– Lip Wax –
The ski ‘commute’ to our jewelry studio is a favorite activity of mine and well suited to the ‘work and play’ lifestyle I adore. The ski route is 5 miles long, rustic and includes every type of terrain one would expect in a rural Vermont landscape.
One sub sub-zero morning, I skied the first mile of dense forest, grateful for a blanket of new snow. Open farmland ahead would undoubtedly leave me exposed to merciless wind and temperatures.
Skiing to the edge of the forest, I stopped to tug down my hat and cover exposed skin before slipping under the hemlock branches and out into open farmland.
The wind stung my face and I realized too late I had not applied any lip balm. With thick mittened hands I patted the outside of my clothing searching for the familiar shape of a tube but found nothing.
I knew there was a barbed wire fence spanning a hollow up ahead, so I kept skiing and hoped I would find something in my backpack when I reached it.
Learning to cross fences on skis had become a personal challenge of mine as my commute had four of them and I hated to remove my skis if I didn’t have to.
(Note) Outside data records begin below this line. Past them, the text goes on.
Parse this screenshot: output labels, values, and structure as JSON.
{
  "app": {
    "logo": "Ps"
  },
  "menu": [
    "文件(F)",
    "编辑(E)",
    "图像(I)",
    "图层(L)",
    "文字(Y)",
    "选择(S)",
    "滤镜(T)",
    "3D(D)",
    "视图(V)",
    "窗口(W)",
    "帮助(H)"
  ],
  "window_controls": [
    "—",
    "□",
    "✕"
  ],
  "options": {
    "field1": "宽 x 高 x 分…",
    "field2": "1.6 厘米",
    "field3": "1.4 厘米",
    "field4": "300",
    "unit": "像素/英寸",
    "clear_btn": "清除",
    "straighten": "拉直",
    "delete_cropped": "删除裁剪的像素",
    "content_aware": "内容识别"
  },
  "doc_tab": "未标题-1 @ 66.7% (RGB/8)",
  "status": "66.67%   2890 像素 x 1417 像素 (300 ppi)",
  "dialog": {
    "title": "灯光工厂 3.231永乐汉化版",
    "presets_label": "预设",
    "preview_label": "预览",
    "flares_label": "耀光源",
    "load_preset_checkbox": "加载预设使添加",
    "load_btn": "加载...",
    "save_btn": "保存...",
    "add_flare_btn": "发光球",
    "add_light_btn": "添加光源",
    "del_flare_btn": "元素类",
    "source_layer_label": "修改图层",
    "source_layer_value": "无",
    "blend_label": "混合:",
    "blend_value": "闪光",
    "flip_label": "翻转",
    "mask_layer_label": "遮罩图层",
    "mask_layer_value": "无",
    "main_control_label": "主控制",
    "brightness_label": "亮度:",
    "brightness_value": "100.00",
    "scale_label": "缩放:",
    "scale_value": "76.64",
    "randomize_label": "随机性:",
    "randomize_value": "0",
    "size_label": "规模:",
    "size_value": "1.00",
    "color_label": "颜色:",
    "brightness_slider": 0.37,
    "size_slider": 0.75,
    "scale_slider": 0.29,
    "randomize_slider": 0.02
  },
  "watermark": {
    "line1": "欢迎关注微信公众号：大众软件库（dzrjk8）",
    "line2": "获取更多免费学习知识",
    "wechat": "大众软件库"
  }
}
Skiing knee deep powder to the bottom of the hollow, I removed my pack and threw it wide over the fence, then used my skis to stomp a quick platform. I paralleled the skis close to the fence and carefully raised the inside one up and over to the other side.
With both skis safely over the fence, I squatted out of the wind and reluctantly removing one mitten, pawed through the pack looking for lip balm, chap stick, anything to protect my lips.
At the bottom of my pack I felt a ziplock bag of old ‘Swix’ stubs and cork left over from my wax able ski days.
Pulling a gnarly blue stub from the bag, I peeled back its thin metal sheath with my teeth and held the exposed wax to my mouth where I hoped my breath would soften it a bit. It did not. Hoping some would rub off anyway, I dragged and blotted the rock hard tube across my cracked lips.
Unyielding as it was, the hard surface did seem to be depositing bits of wax on my lips and that seemed better than bare skin.
I felt pretty resourceful as I gathered my things and began to ski up and out of the hollow.
As I reached the edge however, the wind slammed against my face and turned the industrial ski wax to stone. I could not close my lips and a thin, wide smile carved across my face like marble.
It was a long ski to work that day as I stopped often to cup a mitten opening over my mouth and soften my face again and again.
Sandra Dee Owens likes to play. Whether designing hand made jewelry, something the 5th generation Vermonter has done for 32 years, playing with her grand kids or commuting to her studio on skis… this self proclaimed ‘Funologist’ never really came in from recess. You can browse and purchase Sandra’s beautiful creations on her website at Silverwear Jewelry Design.